The world’s most powerful CSD proves success in Egypt and Portugal

The mega cutter suction dredger (CSD) Spartacus has accomplished unprecedented production levels at the Abu Qir 2 project in Egypt and the Port of Leixões in Portugal.

DEME photo

There was also a significant fuel saving per dredged m3 and an equivalent improvement in emission reduction, said DEME.

The reduction in fuel is due to several innovative features DEME has introduced to make the vessel as energy efficient as possible .

The Spartacus is equipped with dual fuel engines, enabling the operator to choose the cleanest fuel available, and the vessel is equipped with an installation to recover waste heat from the engine exhausts, generate steam and convert this by means of a steam turbine into up to 2,000kW of electrical power.
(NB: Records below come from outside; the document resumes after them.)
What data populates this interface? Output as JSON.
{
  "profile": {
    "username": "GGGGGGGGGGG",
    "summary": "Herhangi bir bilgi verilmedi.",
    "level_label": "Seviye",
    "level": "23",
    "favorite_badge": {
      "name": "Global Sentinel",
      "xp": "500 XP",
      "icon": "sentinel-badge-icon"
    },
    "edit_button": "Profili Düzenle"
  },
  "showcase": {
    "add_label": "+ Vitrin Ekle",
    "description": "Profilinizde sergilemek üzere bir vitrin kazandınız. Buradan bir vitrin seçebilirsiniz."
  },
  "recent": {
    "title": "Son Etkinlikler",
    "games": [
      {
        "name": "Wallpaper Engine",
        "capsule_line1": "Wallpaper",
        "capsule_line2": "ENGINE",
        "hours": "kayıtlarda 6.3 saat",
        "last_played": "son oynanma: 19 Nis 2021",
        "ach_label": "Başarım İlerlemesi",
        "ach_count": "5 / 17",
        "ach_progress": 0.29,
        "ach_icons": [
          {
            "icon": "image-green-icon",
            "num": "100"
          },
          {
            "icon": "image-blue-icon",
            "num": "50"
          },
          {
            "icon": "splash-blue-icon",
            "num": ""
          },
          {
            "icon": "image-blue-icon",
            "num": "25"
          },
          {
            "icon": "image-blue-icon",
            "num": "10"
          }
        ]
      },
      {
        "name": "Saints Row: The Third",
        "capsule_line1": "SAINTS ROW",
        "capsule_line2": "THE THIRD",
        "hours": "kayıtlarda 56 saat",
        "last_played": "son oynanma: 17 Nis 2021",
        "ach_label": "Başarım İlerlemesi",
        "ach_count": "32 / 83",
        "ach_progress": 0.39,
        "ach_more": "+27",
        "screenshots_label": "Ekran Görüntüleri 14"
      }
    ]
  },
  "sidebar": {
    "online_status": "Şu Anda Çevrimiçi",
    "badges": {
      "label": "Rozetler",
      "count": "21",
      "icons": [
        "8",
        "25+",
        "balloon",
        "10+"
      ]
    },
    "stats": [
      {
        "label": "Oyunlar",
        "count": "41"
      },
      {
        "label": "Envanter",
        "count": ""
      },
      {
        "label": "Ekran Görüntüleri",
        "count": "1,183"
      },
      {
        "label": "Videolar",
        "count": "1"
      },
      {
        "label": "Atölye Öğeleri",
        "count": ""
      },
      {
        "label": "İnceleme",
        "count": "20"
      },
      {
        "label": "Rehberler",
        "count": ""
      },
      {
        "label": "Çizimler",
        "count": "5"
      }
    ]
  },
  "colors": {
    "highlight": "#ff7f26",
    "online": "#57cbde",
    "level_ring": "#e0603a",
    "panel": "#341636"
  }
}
Additionally, the CSD has also demonstrated high levels of workability, and was always the last vessel to return to port at Abu Qir when weather conditions were challenging .

This giant can dredge up to an exceptional -45m rather than the usual -35m, and has unprecedented autonomy and pumping distance, having the ability to pump 15-20km ashore at high flow rates.

“However, despite the incredible volumes and high production rate, the Spartacus was yet to face its true test. That was to come with its second project at the Port of Leixões in Portugal,” said DEME.

In Portugal, the vessel would be doing what it is built for – cutting extremely hard rock.

The scope was to deepen and extend the port and it included 2.9 million m3 of dredging, of which 1.8 million m3 is extremely hard rock material.

In the ‘preSpartacus era’ this project would have to be performed using traditional drilling and blasting techniques, which can result in damaging shockwaves and vibrations .

The Port of Leixões is situated very close to residential and commercial areas, therefore blasting techniques could pose a considerable risk.

The new cutter suction dredger passed the test with flying colours.

The vessel even dredged extremely hard rocks with values never reached before. To do this without the need to blast the rock apart is a huge benefit environmentally, ecologically and to the local surroundings.

In just six months the DEME team dredged from -12m to -16m.

On top of this ability to remove a huge quantity of rock in a very short timeframe, another advantage was that port activities could continue as normal.